My new book, Statistical Inference as Severe Testing: How to Get Beyond the Statistics Wars,” you might have discovered, includes Souvenirs throughout (A-Z). But there are some highlights within sections that might be missed in the excerpts I’m posting. One such “keepsake” is a quote from Fisher at the very end of Section 2.1.
These are some of the ﬁrst clues we’ll be collecting on a wide diﬀerence between statistical inference as a deductive logic of probability, and an inductive testing account sought by the error statistician. When it comes to inductive learning, we want our inferences to go beyond the data: we want lift-oﬀ. To my knowledge, Fisher is the only other writer on statistical inference, aside from Peirce, to emphasize this distinction.
In deductive reasoning all knowledge obtainable is already latent in the postulates. Rigour is needed to prevent the successive inferences growing less and less accurate as we proceed. The conclusions are never more accurate than the data. In inductive reasoning we are performing part of the process by which new knowledge is created. The conclusions normally grow more and more accurate as more data are included. It should never be true, though it is still often said, that the conclusions are no more accurate than the data on which they are based. (Fisher 1935b, p. 54)
How do you understand this remark of Fisher’s? (Please share your thoughts in the comments.) My interpretation, and its relation to the “lift-off” needed to warrant inductive inferences, is discussed in an earlier section, 1.2, posted here. Here’s part of that.
Where you are in the Journey*

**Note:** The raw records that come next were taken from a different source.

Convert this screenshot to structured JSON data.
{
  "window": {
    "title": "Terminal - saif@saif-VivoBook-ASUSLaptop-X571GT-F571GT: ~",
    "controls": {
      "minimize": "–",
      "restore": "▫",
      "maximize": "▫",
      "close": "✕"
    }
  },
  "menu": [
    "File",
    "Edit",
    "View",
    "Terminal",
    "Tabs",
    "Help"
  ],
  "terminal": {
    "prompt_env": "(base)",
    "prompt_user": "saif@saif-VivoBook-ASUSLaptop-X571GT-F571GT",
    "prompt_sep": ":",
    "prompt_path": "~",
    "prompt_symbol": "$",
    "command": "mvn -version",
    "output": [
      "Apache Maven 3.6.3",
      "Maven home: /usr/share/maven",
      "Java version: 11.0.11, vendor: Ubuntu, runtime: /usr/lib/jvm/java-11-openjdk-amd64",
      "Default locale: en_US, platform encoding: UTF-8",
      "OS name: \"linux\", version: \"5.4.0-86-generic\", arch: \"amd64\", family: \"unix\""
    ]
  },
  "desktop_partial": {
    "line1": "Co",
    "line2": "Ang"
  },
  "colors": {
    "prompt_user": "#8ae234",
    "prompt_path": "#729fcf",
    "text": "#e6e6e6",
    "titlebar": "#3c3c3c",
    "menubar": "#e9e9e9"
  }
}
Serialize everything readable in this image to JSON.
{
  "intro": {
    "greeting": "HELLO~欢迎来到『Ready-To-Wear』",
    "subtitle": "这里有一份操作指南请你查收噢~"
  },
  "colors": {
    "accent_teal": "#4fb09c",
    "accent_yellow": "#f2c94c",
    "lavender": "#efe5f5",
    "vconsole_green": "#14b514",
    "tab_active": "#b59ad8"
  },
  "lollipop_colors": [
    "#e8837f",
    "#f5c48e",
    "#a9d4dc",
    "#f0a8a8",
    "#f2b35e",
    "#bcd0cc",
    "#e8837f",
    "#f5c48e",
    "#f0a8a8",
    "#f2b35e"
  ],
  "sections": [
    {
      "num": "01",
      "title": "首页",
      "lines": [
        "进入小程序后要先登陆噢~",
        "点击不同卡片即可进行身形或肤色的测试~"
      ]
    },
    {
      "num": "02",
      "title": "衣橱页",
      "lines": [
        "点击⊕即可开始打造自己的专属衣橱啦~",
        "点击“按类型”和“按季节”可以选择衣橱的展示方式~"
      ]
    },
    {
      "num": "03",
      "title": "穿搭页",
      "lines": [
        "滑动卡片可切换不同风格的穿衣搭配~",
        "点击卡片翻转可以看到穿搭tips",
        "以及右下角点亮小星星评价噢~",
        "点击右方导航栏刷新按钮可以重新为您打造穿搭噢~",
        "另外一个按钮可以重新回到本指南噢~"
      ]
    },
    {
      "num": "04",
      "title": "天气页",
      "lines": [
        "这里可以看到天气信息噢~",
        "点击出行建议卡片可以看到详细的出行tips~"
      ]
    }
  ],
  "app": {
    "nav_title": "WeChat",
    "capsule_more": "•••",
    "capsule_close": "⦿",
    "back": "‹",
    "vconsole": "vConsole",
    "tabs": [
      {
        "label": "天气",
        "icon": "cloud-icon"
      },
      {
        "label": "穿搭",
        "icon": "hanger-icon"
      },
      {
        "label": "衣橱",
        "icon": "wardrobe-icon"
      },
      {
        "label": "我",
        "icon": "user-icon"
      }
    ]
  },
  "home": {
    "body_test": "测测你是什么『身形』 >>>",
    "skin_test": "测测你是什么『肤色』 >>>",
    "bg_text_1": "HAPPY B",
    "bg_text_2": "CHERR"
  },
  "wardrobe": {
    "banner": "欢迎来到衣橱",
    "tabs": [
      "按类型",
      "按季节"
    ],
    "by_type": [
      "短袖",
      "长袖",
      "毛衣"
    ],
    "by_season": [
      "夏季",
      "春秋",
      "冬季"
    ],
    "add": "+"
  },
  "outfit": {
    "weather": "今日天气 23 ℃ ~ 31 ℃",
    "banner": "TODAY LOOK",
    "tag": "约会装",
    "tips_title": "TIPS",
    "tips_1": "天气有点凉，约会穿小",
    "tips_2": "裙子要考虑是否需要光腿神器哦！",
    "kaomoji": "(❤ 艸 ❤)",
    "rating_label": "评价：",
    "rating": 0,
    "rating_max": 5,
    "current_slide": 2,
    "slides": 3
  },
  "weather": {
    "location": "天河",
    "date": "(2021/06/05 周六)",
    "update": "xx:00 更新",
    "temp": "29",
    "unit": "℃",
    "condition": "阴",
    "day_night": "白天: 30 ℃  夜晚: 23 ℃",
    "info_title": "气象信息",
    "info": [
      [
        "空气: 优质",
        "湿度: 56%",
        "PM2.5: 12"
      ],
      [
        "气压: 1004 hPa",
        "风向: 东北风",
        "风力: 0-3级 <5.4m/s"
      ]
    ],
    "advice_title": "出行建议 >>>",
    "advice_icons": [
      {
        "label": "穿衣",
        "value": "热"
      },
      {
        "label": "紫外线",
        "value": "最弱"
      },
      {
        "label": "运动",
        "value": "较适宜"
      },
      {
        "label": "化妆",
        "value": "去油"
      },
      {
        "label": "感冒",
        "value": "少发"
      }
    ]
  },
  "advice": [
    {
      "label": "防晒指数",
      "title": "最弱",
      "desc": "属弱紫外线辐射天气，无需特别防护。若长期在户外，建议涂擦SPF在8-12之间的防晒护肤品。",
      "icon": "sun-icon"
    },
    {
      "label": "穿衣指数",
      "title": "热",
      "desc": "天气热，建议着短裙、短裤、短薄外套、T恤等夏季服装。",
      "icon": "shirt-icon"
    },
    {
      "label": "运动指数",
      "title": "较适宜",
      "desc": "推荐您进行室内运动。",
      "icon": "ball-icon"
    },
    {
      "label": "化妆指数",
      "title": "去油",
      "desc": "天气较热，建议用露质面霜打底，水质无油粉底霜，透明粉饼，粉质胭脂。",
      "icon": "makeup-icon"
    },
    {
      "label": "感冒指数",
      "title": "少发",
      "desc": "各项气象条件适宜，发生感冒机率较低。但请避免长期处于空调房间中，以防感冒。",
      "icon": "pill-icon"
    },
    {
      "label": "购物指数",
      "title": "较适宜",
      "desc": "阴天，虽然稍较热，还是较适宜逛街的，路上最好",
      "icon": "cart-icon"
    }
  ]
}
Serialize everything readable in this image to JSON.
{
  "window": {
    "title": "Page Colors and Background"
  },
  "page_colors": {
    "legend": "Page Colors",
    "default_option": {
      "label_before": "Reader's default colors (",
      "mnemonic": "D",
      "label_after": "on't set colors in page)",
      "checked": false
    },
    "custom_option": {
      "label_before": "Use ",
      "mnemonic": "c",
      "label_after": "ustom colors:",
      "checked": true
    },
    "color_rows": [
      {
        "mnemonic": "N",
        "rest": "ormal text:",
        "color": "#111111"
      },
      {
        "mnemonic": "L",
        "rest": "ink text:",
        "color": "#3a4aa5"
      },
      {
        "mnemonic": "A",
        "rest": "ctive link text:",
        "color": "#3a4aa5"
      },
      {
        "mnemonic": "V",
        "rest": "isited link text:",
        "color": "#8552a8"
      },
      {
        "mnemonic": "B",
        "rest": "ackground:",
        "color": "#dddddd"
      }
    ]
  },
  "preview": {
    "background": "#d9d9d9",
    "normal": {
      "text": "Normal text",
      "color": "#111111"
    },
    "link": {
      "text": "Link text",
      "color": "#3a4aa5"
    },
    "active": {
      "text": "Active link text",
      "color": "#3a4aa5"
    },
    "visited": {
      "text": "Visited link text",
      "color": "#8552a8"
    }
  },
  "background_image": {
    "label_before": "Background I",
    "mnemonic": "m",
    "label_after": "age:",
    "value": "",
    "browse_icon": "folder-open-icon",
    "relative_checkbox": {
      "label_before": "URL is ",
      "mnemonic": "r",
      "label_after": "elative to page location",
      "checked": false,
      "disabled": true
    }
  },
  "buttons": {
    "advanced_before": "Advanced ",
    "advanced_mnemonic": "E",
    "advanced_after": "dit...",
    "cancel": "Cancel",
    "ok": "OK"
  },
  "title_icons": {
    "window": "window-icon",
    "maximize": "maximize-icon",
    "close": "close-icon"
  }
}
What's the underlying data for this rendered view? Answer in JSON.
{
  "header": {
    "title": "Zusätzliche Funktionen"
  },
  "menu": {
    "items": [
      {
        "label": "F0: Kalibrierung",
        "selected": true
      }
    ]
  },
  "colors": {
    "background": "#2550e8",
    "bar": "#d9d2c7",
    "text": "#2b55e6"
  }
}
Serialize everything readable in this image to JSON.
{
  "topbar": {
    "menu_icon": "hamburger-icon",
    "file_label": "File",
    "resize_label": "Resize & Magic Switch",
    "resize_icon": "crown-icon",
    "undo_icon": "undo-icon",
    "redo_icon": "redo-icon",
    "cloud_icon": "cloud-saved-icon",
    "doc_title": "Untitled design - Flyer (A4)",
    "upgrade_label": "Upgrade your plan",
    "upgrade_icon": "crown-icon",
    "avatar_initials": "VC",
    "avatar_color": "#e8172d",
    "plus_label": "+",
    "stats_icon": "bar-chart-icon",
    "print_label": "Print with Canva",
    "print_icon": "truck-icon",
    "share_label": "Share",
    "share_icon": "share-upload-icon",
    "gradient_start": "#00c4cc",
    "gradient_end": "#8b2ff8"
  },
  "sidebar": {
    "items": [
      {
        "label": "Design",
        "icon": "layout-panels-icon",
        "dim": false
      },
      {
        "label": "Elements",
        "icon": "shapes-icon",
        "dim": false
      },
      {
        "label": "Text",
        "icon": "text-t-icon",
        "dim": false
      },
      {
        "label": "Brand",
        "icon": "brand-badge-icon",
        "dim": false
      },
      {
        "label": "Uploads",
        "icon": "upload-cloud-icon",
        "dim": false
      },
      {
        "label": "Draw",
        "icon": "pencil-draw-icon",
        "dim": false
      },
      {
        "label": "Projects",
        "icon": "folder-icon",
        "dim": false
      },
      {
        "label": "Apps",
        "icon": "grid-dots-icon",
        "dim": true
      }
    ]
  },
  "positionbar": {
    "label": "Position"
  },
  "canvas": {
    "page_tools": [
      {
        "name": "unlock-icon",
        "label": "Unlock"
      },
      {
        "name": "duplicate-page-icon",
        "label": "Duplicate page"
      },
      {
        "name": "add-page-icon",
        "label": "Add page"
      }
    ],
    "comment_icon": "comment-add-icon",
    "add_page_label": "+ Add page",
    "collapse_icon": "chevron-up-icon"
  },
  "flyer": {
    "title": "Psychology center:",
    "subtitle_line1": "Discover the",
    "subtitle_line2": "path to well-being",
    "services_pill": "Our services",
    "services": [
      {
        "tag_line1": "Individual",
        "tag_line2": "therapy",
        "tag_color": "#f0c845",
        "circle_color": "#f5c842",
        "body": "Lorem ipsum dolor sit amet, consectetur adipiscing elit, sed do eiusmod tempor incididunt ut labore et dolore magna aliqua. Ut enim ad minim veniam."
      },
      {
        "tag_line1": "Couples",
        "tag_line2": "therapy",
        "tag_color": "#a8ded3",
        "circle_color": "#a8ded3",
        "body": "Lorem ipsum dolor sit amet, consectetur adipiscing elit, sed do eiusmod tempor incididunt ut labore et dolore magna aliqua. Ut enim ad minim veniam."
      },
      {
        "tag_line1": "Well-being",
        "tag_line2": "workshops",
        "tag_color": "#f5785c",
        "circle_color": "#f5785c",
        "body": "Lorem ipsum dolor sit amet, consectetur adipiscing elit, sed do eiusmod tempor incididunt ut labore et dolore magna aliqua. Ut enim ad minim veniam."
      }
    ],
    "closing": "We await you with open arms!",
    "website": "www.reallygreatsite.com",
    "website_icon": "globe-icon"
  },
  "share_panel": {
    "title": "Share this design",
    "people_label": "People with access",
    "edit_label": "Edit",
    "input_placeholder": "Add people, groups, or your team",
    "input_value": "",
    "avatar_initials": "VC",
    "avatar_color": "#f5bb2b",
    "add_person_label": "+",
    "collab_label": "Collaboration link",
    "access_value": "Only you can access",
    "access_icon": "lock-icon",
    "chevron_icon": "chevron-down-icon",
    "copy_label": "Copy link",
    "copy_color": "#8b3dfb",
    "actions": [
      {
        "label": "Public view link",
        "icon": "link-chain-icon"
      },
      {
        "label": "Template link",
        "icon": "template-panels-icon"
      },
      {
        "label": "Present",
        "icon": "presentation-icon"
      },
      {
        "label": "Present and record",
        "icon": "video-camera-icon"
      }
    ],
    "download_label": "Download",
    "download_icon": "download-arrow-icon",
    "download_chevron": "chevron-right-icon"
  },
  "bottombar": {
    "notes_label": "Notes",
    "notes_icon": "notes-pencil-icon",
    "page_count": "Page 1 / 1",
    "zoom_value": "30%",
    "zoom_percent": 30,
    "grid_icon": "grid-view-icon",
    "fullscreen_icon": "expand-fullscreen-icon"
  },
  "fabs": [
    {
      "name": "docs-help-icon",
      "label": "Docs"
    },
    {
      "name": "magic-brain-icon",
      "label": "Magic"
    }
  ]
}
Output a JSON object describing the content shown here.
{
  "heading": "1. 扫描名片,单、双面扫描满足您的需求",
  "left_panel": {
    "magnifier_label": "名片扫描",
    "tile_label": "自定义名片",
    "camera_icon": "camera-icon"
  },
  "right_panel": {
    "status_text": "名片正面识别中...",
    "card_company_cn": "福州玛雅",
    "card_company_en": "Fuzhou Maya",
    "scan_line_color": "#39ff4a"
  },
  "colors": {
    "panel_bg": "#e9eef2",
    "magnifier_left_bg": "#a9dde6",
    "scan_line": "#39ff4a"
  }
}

Cox: [I]n some ﬁelds foundations do not seem very important, but we both think that foundations of statistical inference are important; why do you think that is?
Mayo: I think because they ask about fundamental questions of evidence, inference, and probability … we invariably cross into philosophical questions about empirical knowledge and inductive inference. (Cox and Mayo 2011, p. 103)
Contemporary philosophy of science presents us with some taboos: Thou shalt not try to ﬁnd solutions to problems of induction, falsiﬁcation, and demarcating science from pseudoscience. It’s impossible to understand rival statistical accounts, let alone get beyond the statistics wars, without ﬁrst exploring how these came to be “lost causes.” I am not talking of ancient history here: these problems were alive and well when I set out to do philosophy in the 1980s. I think we gave up on them too easily, and by the end of Excursion 2 you’ll see why. Excursion 2 takes us into the land of “Statistical Science and Philosophy of Science” (StatSci/PhilSci). Our Museum Guide gives a terse thumbnail sketch of Tour I. Here’s a useful excerpt:
Once the Problem of Induction was deemed to admit of no satisfactory, non-circular solutions (~1970s), philosophers of science turned to building formal logics of induction using the deductive calculus of probabilities, often called Conﬁrmation Logics or Theories. A leader of this Conﬁrmation Theory movement was Rudolf Carnap. A distinct program, led by Karl Popper, denies there is a logic of induction, and focuses on Testing and Falsiﬁcation of theories by data. At best a theory may be accepted or corroborated if it fails to be falsiﬁed by a severe test. The two programs have analogues to distinct methodologies in statistics: Conﬁrmation theory is to Bayesianism as Testing and Falsiﬁcation are to Fisher and Neyman–Pearson.